• **REQUIRED WORK**
The records are set out below this line. Return exactly the lines from the one containing "Give me the" through the last, and exclude the pictures.

• **Interface dataset entries**
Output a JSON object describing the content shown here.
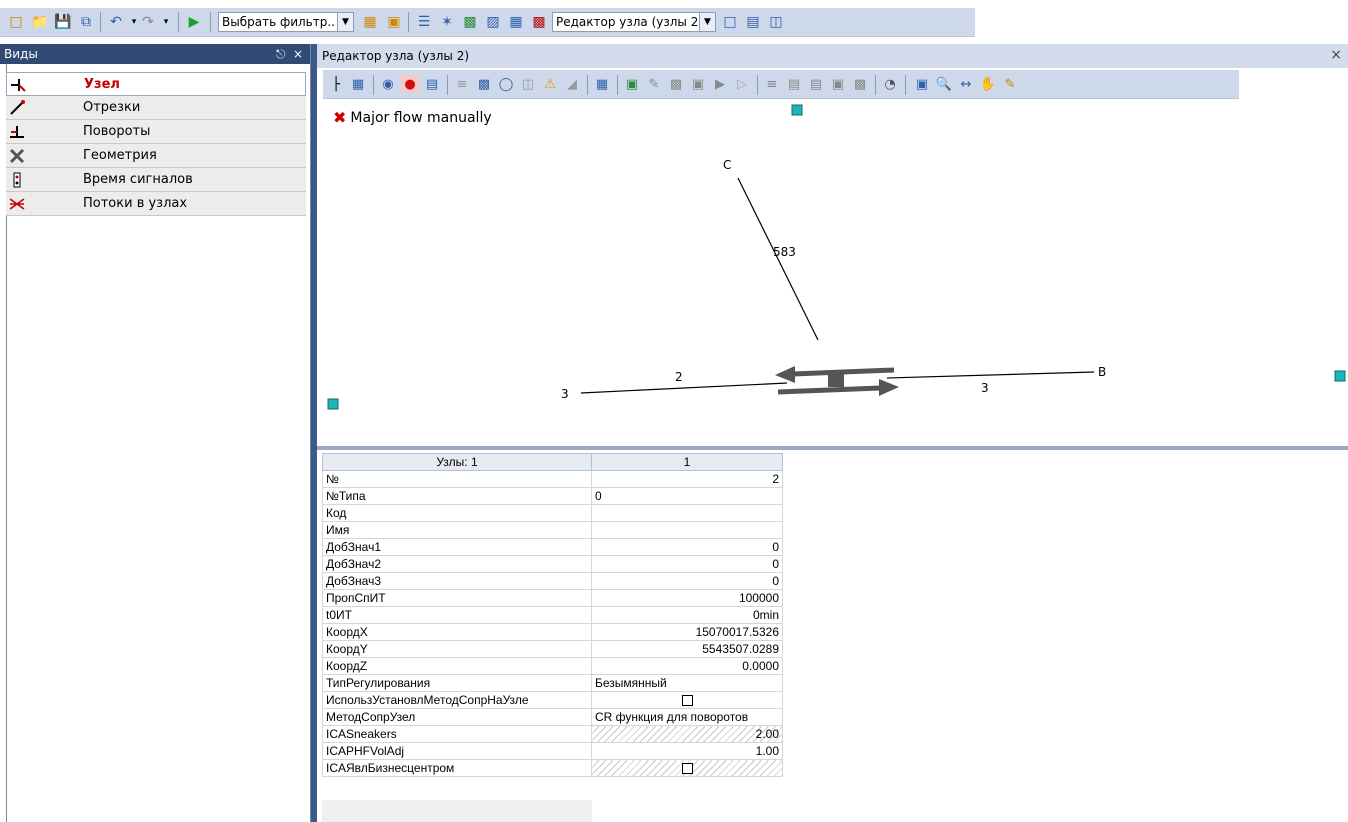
{
  "toolbar": {
    "filter_combo": "Выбрать фильтр..",
    "node_editor_combo": "Редактор узла (узлы 2)"
  },
  "views": {
    "title": "Виды",
    "pin": "ꟷ",
    "close": "×",
    "items": [
      {
        "label": "Узел",
        "icon": "node-icon",
        "active": true
      },
      {
        "label": "Отрезки",
        "icon": "link-icon",
        "active": false
      },
      {
        "label": "Повороты",
        "icon": "turn-icon",
        "active": false
      },
      {
        "label": "Геометрия",
        "icon": "geometry-icon",
        "active": false
      },
      {
        "label": "Время сигналов",
        "icon": "signal-time-icon",
        "active": false
      },
      {
        "label": "Потоки в узлах",
        "icon": "node-flow-icon",
        "active": false
      }
    ]
  },
  "editor": {
    "title": "Редактор узла (узлы 2)",
    "close": "×",
    "major_flow": "Major flow manually",
    "canvas_labels": {
      "node_c": "C",
      "volume_c": "583",
      "left_3": "3",
      "left_2": "2",
      "right_3": "3",
      "node_b": "B"
    }
  },
  "grid": {
    "header_key": "Узлы: 1",
    "header_value": "1",
    "rows": [
      {
        "key": "№",
        "value": "2",
        "align": "right"
      },
      {
        "key": "№Типа",
        "value": "0",
        "align": "left"
      },
      {
        "key": "Код",
        "value": "",
        "align": "left"
      },
      {
        "key": "Имя",
        "value": "",
        "align": "left"
      },
      {
        "key": "ДобЗнач1",
        "value": "0",
        "align": "right"
      },
      {
        "key": "ДобЗнач2",
        "value": "0",
        "align": "right"
      },
      {
        "key": "ДобЗнач3",
        "value": "0",
        "align": "right"
      },
      {
        "key": "ПропСпИТ",
        "value": "100000",
        "align": "right"
      },
      {
        "key": "t0ИТ",
        "value": "0min",
        "align": "right"
      },
      {
        "key": "КоордX",
        "value": "15070017.5326",
        "align": "right"
      },
      {
        "key": "КоордY",
        "value": "5543507.0289",
        "align": "right"
      },
      {
        "key": "КоордZ",
        "value": "0.0000",
        "align": "right"
      },
      {
        "key": "ТипРегулирования",
        "value": "Безымянный",
        "align": "left"
      },
      {
        "key": "ИспользУстановлМетодСопрНаУзле",
        "value": "",
        "align": "checkbox"
      },
      {
        "key": "МетодСопрУзел",
        "value": "CR функция для поворотов",
        "align": "left"
      },
      {
        "key": "ICASneakers",
        "value": "2.00",
        "align": "right",
        "hatched": true
      },
      {
        "key": "ICAPHFVolAdj",
        "value": "1.00",
        "align": "right"
      },
      {
        "key": "ICAЯвлБизнесцентром",
        "value": "",
        "align": "checkbox",
        "hatched": true
      }
    ]
  }
}
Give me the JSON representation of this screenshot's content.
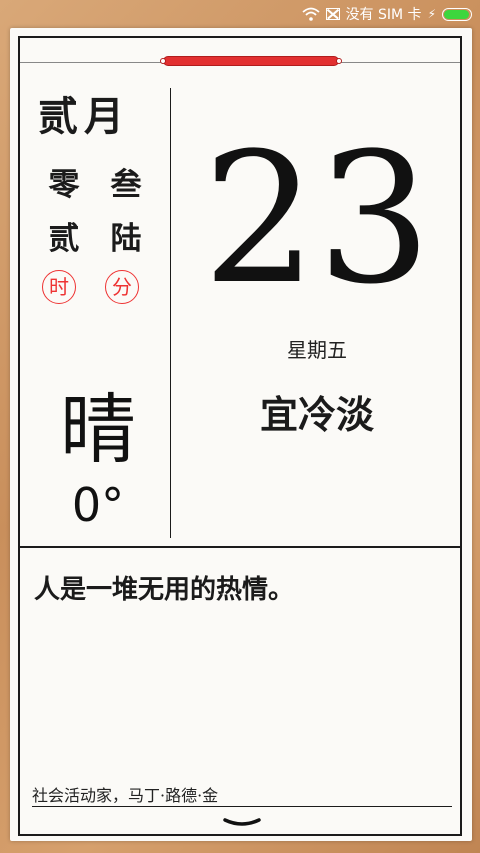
{
  "status_bar": {
    "sim_text": "没有 SIM 卡",
    "battery_fill_fraction": 0.95,
    "battery_color": "#3dd63d"
  },
  "calendar": {
    "month": "贰月",
    "hour_digits": [
      "零",
      "贰"
    ],
    "minute_digits": [
      "叁",
      "陆"
    ],
    "hour_stamp": "时",
    "minute_stamp": "分",
    "day": "23",
    "weekday": "星期五",
    "yi_text": "宜冷淡",
    "accent_color": "#e23030"
  },
  "weather": {
    "condition": "晴",
    "temperature": "0°"
  },
  "quote": {
    "text": "人是一堆无用的热情。",
    "author": "社会活动家，马丁·路德·金"
  },
  "icons": {
    "wifi": "wifi-icon",
    "sim": "no-sim-icon",
    "charging": "charging-icon",
    "battery": "battery-icon",
    "expand": "chevron-down-icon"
  }
}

• **RESULT**
Give me the JSON representation of this screenshot's content.
{
  "status_bar": {
    "sim_text": "没有 SIM 卡",
    "battery_fill_fraction": 0.95,
    "battery_color": "#3dd63d"
  },
  "calendar": {
    "month": "贰月",
    "hour_digits": [
      "零",
      "贰"
    ],
    "minute_digits": [
      "叁",
      "陆"
    ],
    "hour_stamp": "时",
    "minute_stamp": "分",
    "day": "23",
    "weekday": "星期五",
    "yi_text": "宜冷淡",
    "accent_color": "#e23030"
  },
  "weather": {
    "condition": "晴",
    "temperature": "0°"
  },
  "quote": {
    "text": "人是一堆无用的热情。",
    "author": "社会活动家，马丁·路德·金"
  },
  "icons": {
    "wifi": "wifi-icon",
    "sim": "no-sim-icon",
    "charging": "charging-icon",
    "battery": "battery-icon",
    "expand": "chevron-down-icon"
  }
}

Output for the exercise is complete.